Case Study


  • Kilda Carpenter University of Oxford
  • David Nasralla



ALPPS, haemangiopericytoma, liver metastases, metastatic cancer


Cancers exhibit a spectrum of behaviours ranging from aggressive malignancy to those which progress in an almost benign fashion. An appreciation of this aspect of tumour biology is crucial when planning patient management as non-curative debulking procedures for slower growing tumours often still confer a survival benefit. The present report is a case in point.

Haemangiopericytoma is a rare cancer whilst clear indications for an ALPPS procedure are still evolving. Inherent to the patient groups in whom ALPPS is considered is the presence of advanced underlying disease. Many of these patients would previously not be considered for liver resection or have progressed beyond resectability by the time sufficient hypertrophy of their future liver remnant had been achieved using conventional two-stage hepatectomy techniques.

ALPPS offers another treatment option for these patients, although at a cost.

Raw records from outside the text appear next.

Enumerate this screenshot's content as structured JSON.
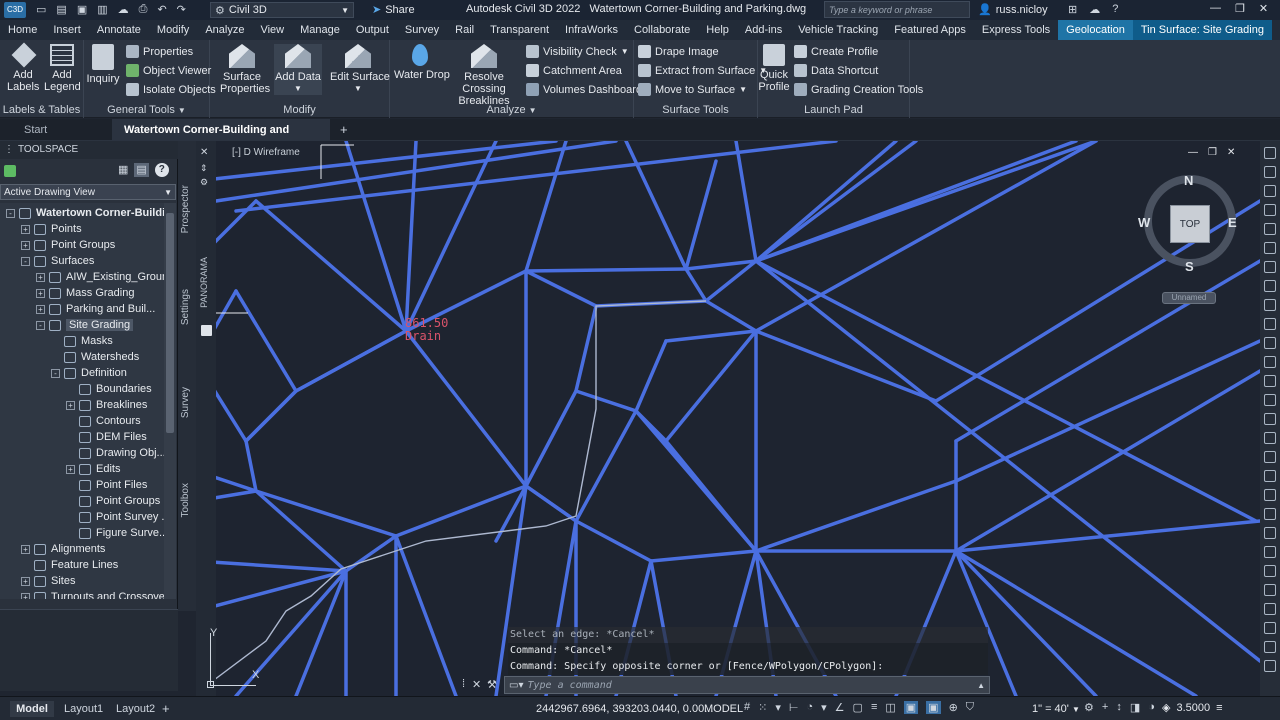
{
  "titlebar": {
    "app_icon": "C3D",
    "workspace": "Civil 3D",
    "share": "Share",
    "title": "Autodesk Civil 3D 2022",
    "filename": "Watertown Corner-Building and Parking.dwg",
    "search_placeholder": "Type a keyword or phrase",
    "user": "russ.nicloy"
  },
  "ribbon_tabs": [
    "Home",
    "Insert",
    "Annotate",
    "Modify",
    "Analyze",
    "View",
    "Manage",
    "Output",
    "Survey",
    "Rail",
    "Transparent",
    "InfraWorks",
    "Collaborate",
    "Help",
    "Add-ins",
    "Vehicle Tracking",
    "Featured Apps",
    "Express Tools",
    "Geolocation",
    "Tin Surface: Site Grading"
  ],
  "ribbon": {
    "labels_tables": {
      "title": "Labels & Tables",
      "add_labels": "Add Labels",
      "add_legend": "Add Legend"
    },
    "general_tools": {
      "title": "General Tools",
      "inquiry": "Inquiry",
      "properties": "Properties",
      "object_viewer": "Object Viewer",
      "isolate_objects": "Isolate Objects"
    },
    "modify": {
      "title": "Modify",
      "surface_properties": "Surface Properties",
      "add_data": "Add Data",
      "edit_surface": "Edit Surface"
    },
    "analyze": {
      "title": "Analyze",
      "water_drop": "Water Drop",
      "resolve_crossing": "Resolve Crossing Breaklines",
      "visibility_check": "Visibility Check",
      "catchment_area": "Catchment Area",
      "volumes_dashboard": "Volumes Dashboard"
    },
    "surface_tools": {
      "title": "Surface Tools",
      "drape_image": "Drape Image",
      "extract_from_surface": "Extract from Surface",
      "move_to_surface": "Move to Surface"
    },
    "launch_pad": {
      "title": "Launch Pad",
      "quick_profile": "Quick Profile",
      "create_profile": "Create Profile",
      "data_shortcut": "Data Shortcut",
      "grading_creation_tools": "Grading Creation Tools"
    }
  },
  "doc_tabs": {
    "start": "Start",
    "active": "Watertown Corner-Building and Parking*"
  },
  "toolspace": {
    "title": "TOOLSPACE",
    "view_selector": "Active Drawing View",
    "tree": [
      {
        "label": "Watertown Corner-Buildi...",
        "level": 0,
        "exp": "-"
      },
      {
        "label": "Points",
        "level": 1,
        "exp": "+"
      },
      {
        "label": "Point Groups",
        "level": 1,
        "exp": "+"
      },
      {
        "label": "Surfaces",
        "level": 1,
        "exp": "-"
      },
      {
        "label": "AIW_Existing_Ground",
        "level": 2,
        "exp": "+"
      },
      {
        "label": "Mass Grading",
        "level": 2,
        "exp": "+"
      },
      {
        "label": "Parking and Buil...",
        "level": 2,
        "exp": "+"
      },
      {
        "label": "Site Grading",
        "level": 2,
        "exp": "-",
        "selected": true
      },
      {
        "label": "Masks",
        "level": 3,
        "exp": ""
      },
      {
        "label": "Watersheds",
        "level": 3,
        "exp": ""
      },
      {
        "label": "Definition",
        "level": 3,
        "exp": "-"
      },
      {
        "label": "Boundaries",
        "level": 4,
        "exp": ""
      },
      {
        "label": "Breaklines",
        "level": 4,
        "exp": "+"
      },
      {
        "label": "Contours",
        "level": 4,
        "exp": ""
      },
      {
        "label": "DEM Files",
        "level": 4,
        "exp": ""
      },
      {
        "label": "Drawing Obj...",
        "level": 4,
        "exp": ""
      },
      {
        "label": "Edits",
        "level": 4,
        "exp": "+"
      },
      {
        "label": "Point Files",
        "level": 4,
        "exp": ""
      },
      {
        "label": "Point Groups",
        "level": 4,
        "exp": ""
      },
      {
        "label": "Point Survey ...",
        "level": 4,
        "exp": ""
      },
      {
        "label": "Figure Surve...",
        "level": 4,
        "exp": ""
      },
      {
        "label": "Alignments",
        "level": 1,
        "exp": "+"
      },
      {
        "label": "Feature Lines",
        "level": 1,
        "exp": ""
      },
      {
        "label": "Sites",
        "level": 1,
        "exp": "+"
      },
      {
        "label": "Turnouts and Crossovers",
        "level": 1,
        "exp": "+"
      }
    ],
    "side_tabs": [
      "Prospector",
      "Settings",
      "Survey",
      "Toolbox"
    ]
  },
  "viewport": {
    "view_label": "[-] D Wireframe",
    "panorama": "PANORAMA",
    "spot_elev": "861.50",
    "spot_desc": "Drain",
    "compass": {
      "n": "N",
      "s": "S",
      "e": "E",
      "w": "W",
      "top": "TOP"
    },
    "ucs_name": "Unnamed",
    "axis_y": "Y",
    "axis_x": "X"
  },
  "command": {
    "history": [
      "Select an edge: *Cancel*",
      "Command: *Cancel*",
      "Command: Specify opposite corner or [Fence/WPolygon/CPolygon]:"
    ],
    "placeholder": "Type a command"
  },
  "statusbar": {
    "tabs": [
      "Model",
      "Layout1",
      "Layout2"
    ],
    "coords": "2442967.6964, 393203.0440, 0.00...",
    "model": "MODEL",
    "scale": "1\" = 40'",
    "lineweight": "3.5000"
  },
  "colors": {
    "tin": "#4a6fe0",
    "label": "#d9536a",
    "ribbon_ctx": "#1f74a6"
  }
}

Early experience reported unacceptably high morbidity and mortality rates following ALPPs resection and suggested that tumour type and patient fitness were key factors in determining outcome. The patient must be fit enough to withstand two major operations 1-2 weeks apart. The slow growing nature of the tumour in the present case combined with the fit, motivated patient meant that, despite developing post-operative liver insufficiency, Mr X still recovered well.

As is so often the case in surgery, patient selection is key





Case Studies